Addis Ababa, Ethiopia (CNN) — The sight of a baby girl suckling on the breast of her dead mother changed the course of Abebech Gobena’s life forever. The year was 1980 and Ethiopia lay in the grip of what would become one of the most devastating famines in its history.
Gobena, a devout Catholic, was on a pilgrimage to a holy site in the north-east region of the country when she came across the dead mother and her baby, lying amid a sea of people who were starving to death. “When I was returning, there were so many of these hungry people sprawled all over, you could not even walk,” Gobena told CNN.
“I had some bread on me, so I tried to feed them. I fed two men. When I reached this woman, she was dead, but the child was still suckling at her breast,” she continued. “One of the chauffeurs charged with picking up the corpses said to me, ‘I am waiting for the child to die so I can pick up both bodies. I just can’t bear to take the child as well while she is still alive,'” Gobena said.
Without a second thought, Gobena bundled the tiny girl into her arms and smuggled her to the country’s capital, Addis Ababa. In that instant, she transformed both the baby’s future and her own. Haunted by the images of the dying people, it wasn’t long before Gobena headed back to the countryside in an effort to source water for the destitute locals. She came across another child in the arms of his dying father.

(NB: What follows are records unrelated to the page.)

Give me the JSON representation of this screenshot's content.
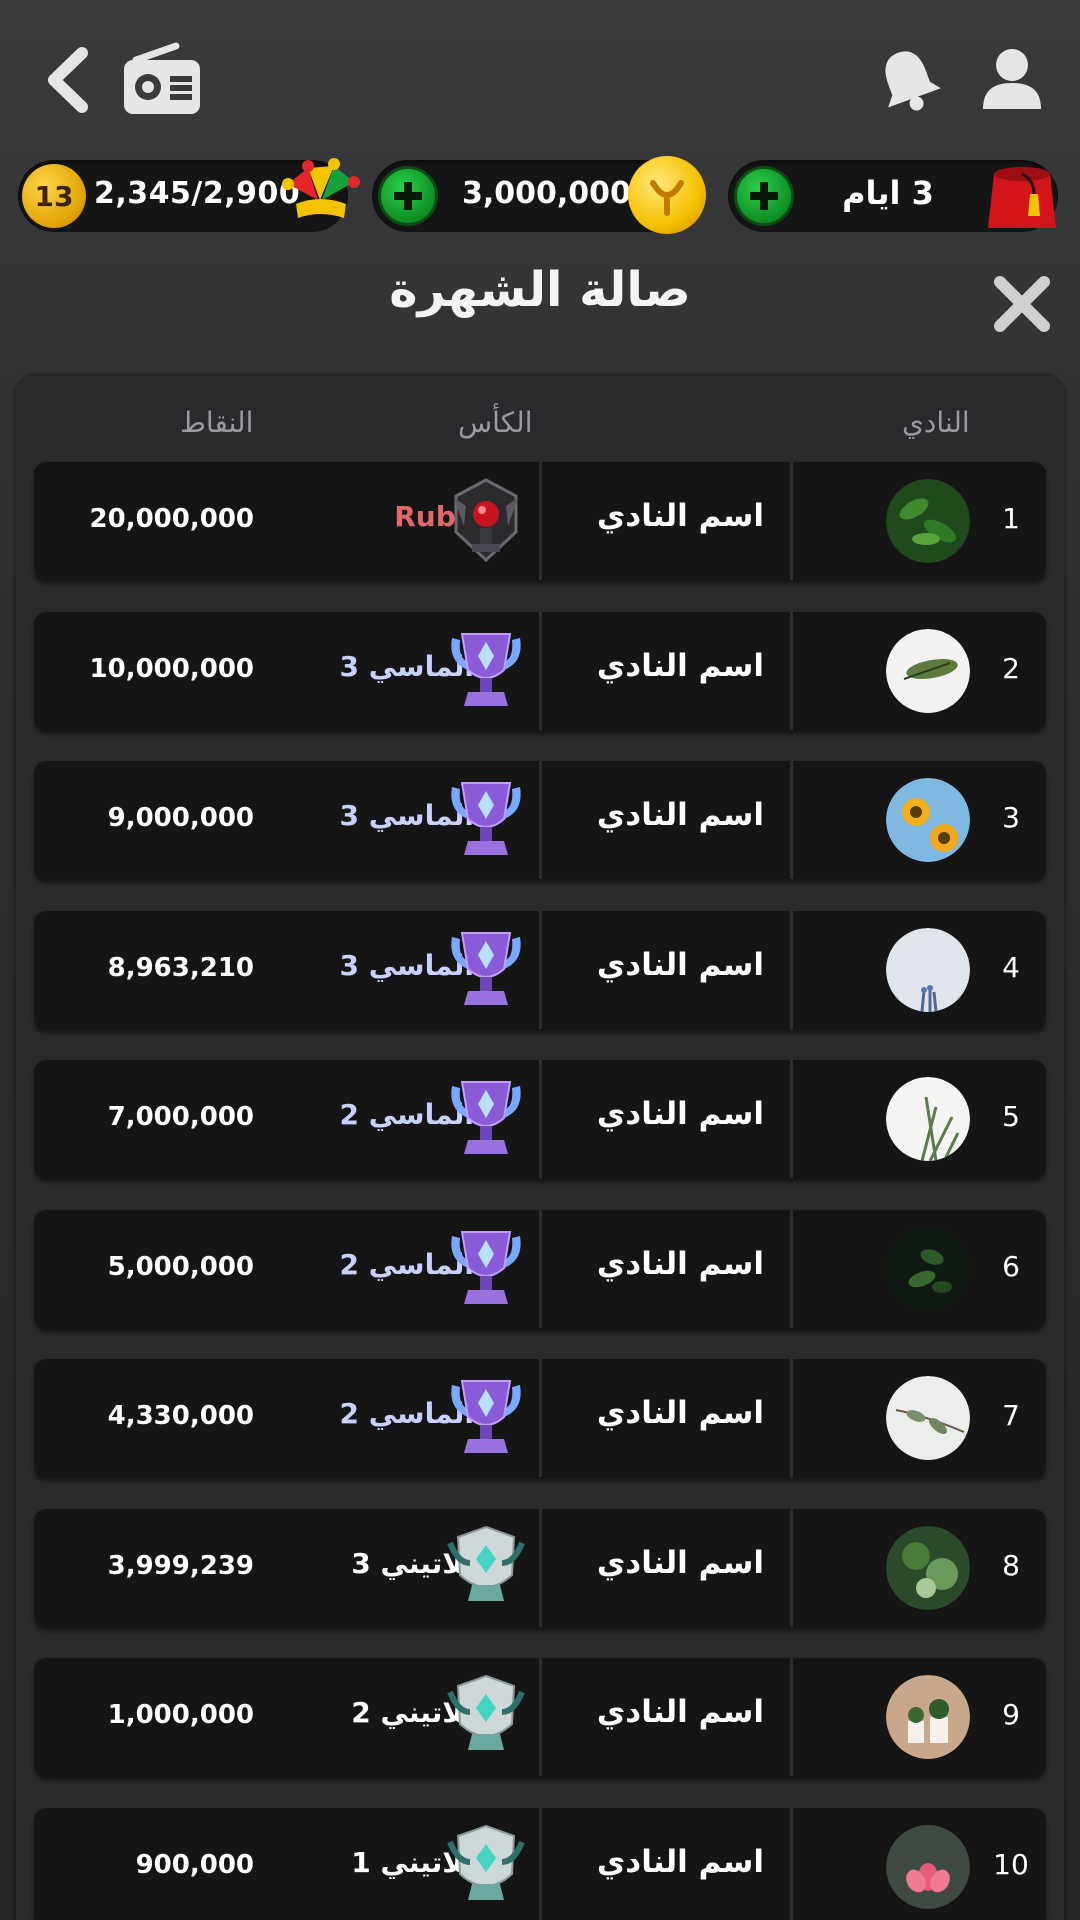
{
  "header": {
    "level": "13",
    "xp": "2,345/2,900",
    "coins": "3,000,000",
    "vip": "3 ايام",
    "title": "صالة الشهرة"
  },
  "table": {
    "col_points": "النقاط",
    "col_cup": "الكأس",
    "col_club": "النادي",
    "rows": [
      {
        "rank": "1",
        "club": "اسم النادي",
        "cup": "Ruby",
        "cup_tier": "ruby",
        "points": "20,000,000",
        "avatar": "green-leaves"
      },
      {
        "rank": "2",
        "club": "اسم النادي",
        "cup": "الماسي 3",
        "cup_tier": "diamond",
        "points": "10,000,000",
        "avatar": "white-leaf"
      },
      {
        "rank": "3",
        "club": "اسم النادي",
        "cup": "الماسي 3",
        "cup_tier": "diamond",
        "points": "9,000,000",
        "avatar": "sunflowers"
      },
      {
        "rank": "4",
        "club": "اسم النادي",
        "cup": "الماسي 3",
        "cup_tier": "diamond",
        "points": "8,963,210",
        "avatar": "lavender"
      },
      {
        "rank": "5",
        "club": "اسم النادي",
        "cup": "الماسي 2",
        "cup_tier": "diamond",
        "points": "7,000,000",
        "avatar": "grass"
      },
      {
        "rank": "6",
        "club": "اسم النادي",
        "cup": "الماسي 2",
        "cup_tier": "diamond",
        "points": "5,000,000",
        "avatar": "dark-leaves"
      },
      {
        "rank": "7",
        "club": "اسم النادي",
        "cup": "الماسي 2",
        "cup_tier": "diamond",
        "points": "4,330,000",
        "avatar": "branch"
      },
      {
        "rank": "8",
        "club": "اسم النادي",
        "cup": "بلاتيني 3",
        "cup_tier": "platinum",
        "points": "3,999,239",
        "avatar": "jungle"
      },
      {
        "rank": "9",
        "club": "اسم النادي",
        "cup": "بلاتيني 2",
        "cup_tier": "platinum",
        "points": "1,000,000",
        "avatar": "pots"
      },
      {
        "rank": "10",
        "club": "اسم النادي",
        "cup": "بلاتيني 1",
        "cup_tier": "platinum",
        "points": "900,000",
        "avatar": "lotus"
      }
    ]
  },
  "colors": {
    "ruby_text": "#e0676a",
    "diamond_text": "#c9d2ff",
    "plus_green": "#1bb03a",
    "gold": "#f5c000"
  }
}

Gobena told CNN: “At the end of the day, as we were going home we came upon five people, three of them dead, two alive. One of the men dying by the side of the road said to me, ‘This is my child. She is dying. I am dying. Please save my child.'”